** Opening EXTRACTED ENTRIES block **

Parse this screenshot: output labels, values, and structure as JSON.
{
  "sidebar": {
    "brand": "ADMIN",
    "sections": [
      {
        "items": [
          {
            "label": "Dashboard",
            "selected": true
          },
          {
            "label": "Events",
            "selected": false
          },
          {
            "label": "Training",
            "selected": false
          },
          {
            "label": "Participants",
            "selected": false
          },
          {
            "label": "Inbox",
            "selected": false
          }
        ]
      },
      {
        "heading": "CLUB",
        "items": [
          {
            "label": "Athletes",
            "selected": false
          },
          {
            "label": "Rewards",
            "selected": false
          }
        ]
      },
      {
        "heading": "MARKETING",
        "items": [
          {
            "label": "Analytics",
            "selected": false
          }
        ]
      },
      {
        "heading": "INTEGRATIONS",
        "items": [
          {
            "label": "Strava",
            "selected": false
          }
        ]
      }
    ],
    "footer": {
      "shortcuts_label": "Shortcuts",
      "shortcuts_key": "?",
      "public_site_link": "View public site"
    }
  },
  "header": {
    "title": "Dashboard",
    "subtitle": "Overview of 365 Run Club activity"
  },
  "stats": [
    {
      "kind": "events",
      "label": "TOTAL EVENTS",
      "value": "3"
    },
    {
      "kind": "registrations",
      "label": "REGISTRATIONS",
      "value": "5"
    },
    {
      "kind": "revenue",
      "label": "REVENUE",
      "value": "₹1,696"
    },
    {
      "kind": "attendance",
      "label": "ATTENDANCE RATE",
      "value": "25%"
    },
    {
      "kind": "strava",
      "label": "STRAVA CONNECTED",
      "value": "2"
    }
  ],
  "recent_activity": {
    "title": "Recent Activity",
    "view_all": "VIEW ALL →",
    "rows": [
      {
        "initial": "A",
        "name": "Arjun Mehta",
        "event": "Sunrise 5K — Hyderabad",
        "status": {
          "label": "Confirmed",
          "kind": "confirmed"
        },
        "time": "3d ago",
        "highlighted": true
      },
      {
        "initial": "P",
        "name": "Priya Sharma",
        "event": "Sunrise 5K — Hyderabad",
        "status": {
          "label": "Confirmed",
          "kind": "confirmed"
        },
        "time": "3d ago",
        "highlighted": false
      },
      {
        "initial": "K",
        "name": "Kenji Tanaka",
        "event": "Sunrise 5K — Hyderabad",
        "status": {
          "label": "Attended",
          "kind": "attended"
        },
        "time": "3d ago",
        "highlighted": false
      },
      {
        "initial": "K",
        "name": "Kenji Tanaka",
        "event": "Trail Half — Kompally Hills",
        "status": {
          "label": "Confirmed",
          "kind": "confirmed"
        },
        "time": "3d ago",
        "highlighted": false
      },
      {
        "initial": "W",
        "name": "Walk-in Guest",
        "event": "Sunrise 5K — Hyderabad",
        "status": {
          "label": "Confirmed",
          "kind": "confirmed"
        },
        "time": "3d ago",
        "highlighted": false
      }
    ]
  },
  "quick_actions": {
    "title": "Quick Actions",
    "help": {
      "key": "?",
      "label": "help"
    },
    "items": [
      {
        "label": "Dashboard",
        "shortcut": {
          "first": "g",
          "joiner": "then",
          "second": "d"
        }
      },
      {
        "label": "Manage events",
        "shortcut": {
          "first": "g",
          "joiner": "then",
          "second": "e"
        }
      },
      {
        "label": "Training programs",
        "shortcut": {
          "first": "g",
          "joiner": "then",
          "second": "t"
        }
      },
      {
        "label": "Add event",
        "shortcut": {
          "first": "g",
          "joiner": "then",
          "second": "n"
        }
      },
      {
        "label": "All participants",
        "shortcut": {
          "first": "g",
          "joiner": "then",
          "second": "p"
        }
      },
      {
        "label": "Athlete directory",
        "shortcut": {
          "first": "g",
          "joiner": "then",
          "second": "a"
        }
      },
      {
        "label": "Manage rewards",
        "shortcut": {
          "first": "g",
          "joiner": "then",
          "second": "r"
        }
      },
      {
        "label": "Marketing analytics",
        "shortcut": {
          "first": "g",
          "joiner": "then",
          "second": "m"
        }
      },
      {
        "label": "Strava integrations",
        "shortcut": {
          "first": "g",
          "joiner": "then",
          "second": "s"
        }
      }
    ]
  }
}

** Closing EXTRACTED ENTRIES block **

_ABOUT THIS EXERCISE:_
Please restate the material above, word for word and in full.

_EXERCISE RESPONSE:_
Parse this screenshot: output labels, values, and structure as JSON.
{
  "sidebar": {
    "brand": "ADMIN",
    "sections": [
      {
        "items": [
          {
            "label": "Dashboard",
            "selected": true
          },
          {
            "label": "Events",
            "selected": false
          },
          {
            "label": "Training",
            "selected": false
          },
          {
            "label": "Participants",
            "selected": false
          },
          {
            "label": "Inbox",
            "selected": false
          }
        ]
      },
      {
        "heading": "CLUB",
        "items": [
          {
            "label": "Athletes",
            "selected": false
          },
          {
            "label": "Rewards",
            "selected": false
          }
        ]
      },
      {
        "heading": "MARKETING",
        "items": [
          {
            "label": "Analytics",
            "selected": false
          }
        ]
      },
      {
        "heading": "INTEGRATIONS",
        "items": [
          {
            "label": "Strava",
            "selected": false
          }
        ]
      }
    ],
    "footer": {
      "shortcuts_label": "Shortcuts",
      "shortcuts_key": "?",
      "public_site_link": "View public site"
    }
  },
  "header": {
    "title": "Dashboard",
    "subtitle": "Overview of 365 Run Club activity"
  },
  "stats": [
    {
      "kind": "events",
      "label": "TOTAL EVENTS",
      "value": "3"
    },
    {
      "kind": "registrations",
      "label": "REGISTRATIONS",
      "value": "5"
    },
    {
      "kind": "revenue",
      "label": "REVENUE",
      "value": "₹1,696"
    },
    {
      "kind": "attendance",
      "label": "ATTENDANCE RATE",
      "value": "25%"
    },
    {
      "kind": "strava",
      "label": "STRAVA CONNECTED",
      "value": "2"
    }
  ],
  "recent_activity": {
    "title": "Recent Activity",
    "view_all": "VIEW ALL →",
    "rows": [
      {
        "initial": "A",
        "name": "Arjun Mehta",
        "event": "Sunrise 5K — Hyderabad",
        "status": {
          "label": "Confirmed",
          "kind": "confirmed"
        },
        "time": "3d ago",
        "highlighted": true
      },
      {
        "initial": "P",
        "name": "Priya Sharma",
        "event": "Sunrise 5K — Hyderabad",
        "status": {
          "label": "Confirmed",
          "kind": "confirmed"
        },
        "time": "3d ago",
        "highlighted": false
      },
      {
        "initial": "K",
        "name": "Kenji Tanaka",
        "event": "Sunrise 5K — Hyderabad",
        "status": {
          "label": "Attended",
          "kind": "attended"
        },
        "time": "3d ago",
        "highlighted": false
      },
      {
        "initial": "K",
        "name": "Kenji Tanaka",
        "event": "Trail Half — Kompally Hills",
        "status": {
          "label": "Confirmed",
          "kind": "confirmed"
        },
        "time": "3d ago",
        "highlighted": false
      },
      {
        "initial": "W",
        "name": "Walk-in Guest",
        "event": "Sunrise 5K — Hyderabad",
        "status": {
          "label": "Confirmed",
          "kind": "confirmed"
        },
        "time": "3d ago",
        "highlighted": false
      }
    ]
  },
  "quick_actions": {
    "title": "Quick Actions",
    "help": {
      "key": "?",
      "label": "help"
    },
    "items": [
      {
        "label": "Dashboard",
        "shortcut": {
          "first": "g",
          "joiner": "then",
          "second": "d"
        }
      },
      {
        "label": "Manage events",
        "shortcut": {
          "first": "g",
          "joiner": "then",
          "second": "e"
        }
      },
      {
        "label": "Training programs",
        "shortcut": {
          "first": "g",
          "joiner": "then",
          "second": "t"
        }
      },
      {
        "label": "Add event",
        "shortcut": {
          "first": "g",
          "joiner": "then",
          "second": "n"
        }
      },
      {
        "label": "All participants",
        "shortcut": {
          "first": "g",
          "joiner": "then",
          "second": "p"
        }
      },
      {
        "label": "Athlete directory",
        "shortcut": {
          "first": "g",
          "joiner": "then",
          "second": "a"
        }
      },
      {
        "label": "Manage rewards",
        "shortcut": {
          "first": "g",
          "joiner": "then",
          "second": "r"
        }
      },
      {
        "label": "Marketing analytics",
        "shortcut": {
          "first": "g",
          "joiner": "then",
          "second": "m"
        }
      },
      {
        "label": "Strava integrations",
        "shortcut": {
          "first": "g",
          "joiner": "then",
          "second": "s"
        }
      }
    ]
  }
}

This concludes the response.